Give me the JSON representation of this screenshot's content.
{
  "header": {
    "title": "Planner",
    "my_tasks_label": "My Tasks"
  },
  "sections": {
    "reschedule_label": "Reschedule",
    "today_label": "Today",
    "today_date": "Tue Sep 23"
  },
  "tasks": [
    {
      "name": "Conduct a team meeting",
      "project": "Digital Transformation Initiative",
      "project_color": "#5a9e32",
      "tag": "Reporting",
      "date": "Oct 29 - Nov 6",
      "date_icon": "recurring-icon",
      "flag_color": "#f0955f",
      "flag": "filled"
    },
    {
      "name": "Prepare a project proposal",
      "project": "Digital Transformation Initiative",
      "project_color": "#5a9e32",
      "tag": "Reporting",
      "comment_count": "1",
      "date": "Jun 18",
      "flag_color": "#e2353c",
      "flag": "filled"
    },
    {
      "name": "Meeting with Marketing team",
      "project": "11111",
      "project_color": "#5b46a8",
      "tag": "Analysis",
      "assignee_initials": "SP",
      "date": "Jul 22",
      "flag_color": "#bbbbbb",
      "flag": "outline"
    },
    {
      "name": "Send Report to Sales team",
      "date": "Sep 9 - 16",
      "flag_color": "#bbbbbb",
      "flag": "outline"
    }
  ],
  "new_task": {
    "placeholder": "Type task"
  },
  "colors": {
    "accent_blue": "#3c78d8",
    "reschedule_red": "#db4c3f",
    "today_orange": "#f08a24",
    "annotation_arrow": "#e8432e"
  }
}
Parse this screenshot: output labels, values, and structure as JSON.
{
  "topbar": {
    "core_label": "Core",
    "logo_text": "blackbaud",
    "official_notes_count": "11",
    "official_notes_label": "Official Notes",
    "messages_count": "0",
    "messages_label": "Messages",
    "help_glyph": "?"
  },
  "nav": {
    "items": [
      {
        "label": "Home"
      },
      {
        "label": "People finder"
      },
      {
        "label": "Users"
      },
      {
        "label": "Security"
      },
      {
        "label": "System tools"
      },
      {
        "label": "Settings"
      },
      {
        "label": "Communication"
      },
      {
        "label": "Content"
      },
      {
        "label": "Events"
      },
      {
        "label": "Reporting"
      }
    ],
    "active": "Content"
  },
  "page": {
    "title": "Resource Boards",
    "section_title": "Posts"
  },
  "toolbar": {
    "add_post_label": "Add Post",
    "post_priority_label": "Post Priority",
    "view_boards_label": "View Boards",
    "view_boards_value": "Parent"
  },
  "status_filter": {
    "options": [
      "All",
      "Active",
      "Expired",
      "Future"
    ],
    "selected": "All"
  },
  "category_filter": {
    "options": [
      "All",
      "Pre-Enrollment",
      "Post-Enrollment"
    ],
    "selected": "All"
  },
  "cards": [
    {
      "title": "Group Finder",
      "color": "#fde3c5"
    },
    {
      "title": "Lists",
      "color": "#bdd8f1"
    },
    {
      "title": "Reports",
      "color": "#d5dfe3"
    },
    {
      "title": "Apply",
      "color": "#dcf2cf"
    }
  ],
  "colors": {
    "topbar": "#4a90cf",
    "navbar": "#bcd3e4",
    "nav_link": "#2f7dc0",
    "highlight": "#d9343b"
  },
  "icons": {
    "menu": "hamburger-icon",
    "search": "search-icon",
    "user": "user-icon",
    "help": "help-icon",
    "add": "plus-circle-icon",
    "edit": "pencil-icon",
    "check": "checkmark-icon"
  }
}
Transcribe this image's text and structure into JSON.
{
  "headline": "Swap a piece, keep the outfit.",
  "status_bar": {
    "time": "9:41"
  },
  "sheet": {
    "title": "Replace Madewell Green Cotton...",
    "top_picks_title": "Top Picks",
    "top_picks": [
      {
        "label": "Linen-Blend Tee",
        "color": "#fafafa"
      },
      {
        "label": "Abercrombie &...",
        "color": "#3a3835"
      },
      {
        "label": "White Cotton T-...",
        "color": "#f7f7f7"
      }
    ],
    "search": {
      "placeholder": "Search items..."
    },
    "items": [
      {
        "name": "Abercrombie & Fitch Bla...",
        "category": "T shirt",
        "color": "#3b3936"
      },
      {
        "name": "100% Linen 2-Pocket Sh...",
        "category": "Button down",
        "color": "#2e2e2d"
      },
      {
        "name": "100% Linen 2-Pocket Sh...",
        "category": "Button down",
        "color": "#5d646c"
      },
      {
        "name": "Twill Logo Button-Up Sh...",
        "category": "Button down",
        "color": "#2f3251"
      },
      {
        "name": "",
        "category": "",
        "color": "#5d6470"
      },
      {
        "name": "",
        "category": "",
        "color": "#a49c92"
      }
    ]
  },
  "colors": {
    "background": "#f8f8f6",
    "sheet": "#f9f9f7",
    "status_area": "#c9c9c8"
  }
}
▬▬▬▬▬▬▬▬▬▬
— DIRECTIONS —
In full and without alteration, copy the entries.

— SOLUTION TO THIS TASK —
Give me the JSON representation of this screenshot's content.
{
  "header": {
    "title": "Planner",
    "my_tasks_label": "My Tasks"
  },
  "sections": {
    "reschedule_label": "Reschedule",
    "today_label": "Today",
    "today_date": "Tue Sep 23"
  },
  "tasks": [
    {
      "name": "Conduct a team meeting",
      "project": "Digital Transformation Initiative",
      "project_color": "#5a9e32",
      "tag": "Reporting",
      "date": "Oct 29 - Nov 6",
      "date_icon": "recurring-icon",
      "flag_color": "#f0955f",
      "flag": "filled"
    },
    {
      "name": "Prepare a project proposal",
      "project": "Digital Transformation Initiative",
      "project_color": "#5a9e32",
      "tag": "Reporting",
      "comment_count": "1",
      "date": "Jun 18",
      "flag_color": "#e2353c",
      "flag": "filled"
    },
    {
      "name": "Meeting with Marketing team",
      "project": "11111",
      "project_color": "#5b46a8",
      "tag": "Analysis",
      "assignee_initials": "SP",
      "date": "Jul 22",
      "flag_color": "#bbbbbb",
      "flag": "outline"
    },
    {
      "name": "Send Report to Sales team",
      "date": "Sep 9 - 16",
      "flag_color": "#bbbbbb",
      "flag": "outline"
    }
  ],
  "new_task": {
    "placeholder": "Type task"
  },
  "colors": {
    "accent_blue": "#3c78d8",
    "reschedule_red": "#db4c3f",
    "today_orange": "#f08a24",
    "annotation_arrow": "#e8432e"
  }
}
Parse this screenshot: output labels, values, and structure as JSON.
{
  "topbar": {
    "core_label": "Core",
    "logo_text": "blackbaud",
    "official_notes_count": "11",
    "official_notes_label": "Official Notes",
    "messages_count": "0",
    "messages_label": "Messages",
    "help_glyph": "?"
  },
  "nav": {
    "items": [
      {
        "label": "Home"
      },
      {
        "label": "People finder"
      },
      {
        "label": "Users"
      },
      {
        "label": "Security"
      },
      {
        "label": "System tools"
      },
      {
        "label": "Settings"
      },
      {
        "label": "Communication"
      },
      {
        "label": "Content"
      },
      {
        "label": "Events"
      },
      {
        "label": "Reporting"
      }
    ],
    "active": "Content"
  },
  "page": {
    "title": "Resource Boards",
    "section_title": "Posts"
  },
  "toolbar": {
    "add_post_label": "Add Post",
    "post_priority_label": "Post Priority",
    "view_boards_label": "View Boards",
    "view_boards_value": "Parent"
  },
  "status_filter": {
    "options": [
      "All",
      "Active",
      "Expired",
      "Future"
    ],
    "selected": "All"
  },
  "category_filter": {
    "options": [
      "All",
      "Pre-Enrollment",
      "Post-Enrollment"
    ],
    "selected": "All"
  },
  "cards": [
    {
      "title": "Group Finder",
      "color": "#fde3c5"
    },
    {
      "title": "Lists",
      "color": "#bdd8f1"
    },
    {
      "title": "Reports",
      "color": "#d5dfe3"
    },
    {
      "title": "Apply",
      "color": "#dcf2cf"
    }
  ],
  "colors": {
    "topbar": "#4a90cf",
    "navbar": "#bcd3e4",
    "nav_link": "#2f7dc0",
    "highlight": "#d9343b"
  },
  "icons": {
    "menu": "hamburger-icon",
    "search": "search-icon",
    "user": "user-icon",
    "help": "help-icon",
    "add": "plus-circle-icon",
    "edit": "pencil-icon",
    "check": "checkmark-icon"
  }
}
Transcribe this image's text and structure into JSON.
{
  "headline": "Swap a piece, keep the outfit.",
  "status_bar": {
    "time": "9:41"
  },
  "sheet": {
    "title": "Replace Madewell Green Cotton...",
    "top_picks_title": "Top Picks",
    "top_picks": [
      {
        "label": "Linen-Blend Tee",
        "color": "#fafafa"
      },
      {
        "label": "Abercrombie &...",
        "color": "#3a3835"
      },
      {
        "label": "White Cotton T-...",
        "color": "#f7f7f7"
      }
    ],
    "search": {
      "placeholder": "Search items..."
    },
    "items": [
      {
        "name": "Abercrombie & Fitch Bla...",
        "category": "T shirt",
        "color": "#3b3936"
      },
      {
        "name": "100% Linen 2-Pocket Sh...",
        "category": "Button down",
        "color": "#2e2e2d"
      },
      {
        "name": "100% Linen 2-Pocket Sh...",
        "category": "Button down",
        "color": "#5d646c"
      },
      {
        "name": "Twill Logo Button-Up Sh...",
        "category": "Button down",
        "color": "#2f3251"
      },
      {
        "name": "",
        "category": "",
        "color": "#5d6470"
      },
      {
        "name": "",
        "category": "",
        "color": "#a49c92"
      }
    ]
  },
  "colors": {
    "background": "#f8f8f6",
    "sheet": "#f9f9f7",
    "status_area": "#c9c9c8"
  }
}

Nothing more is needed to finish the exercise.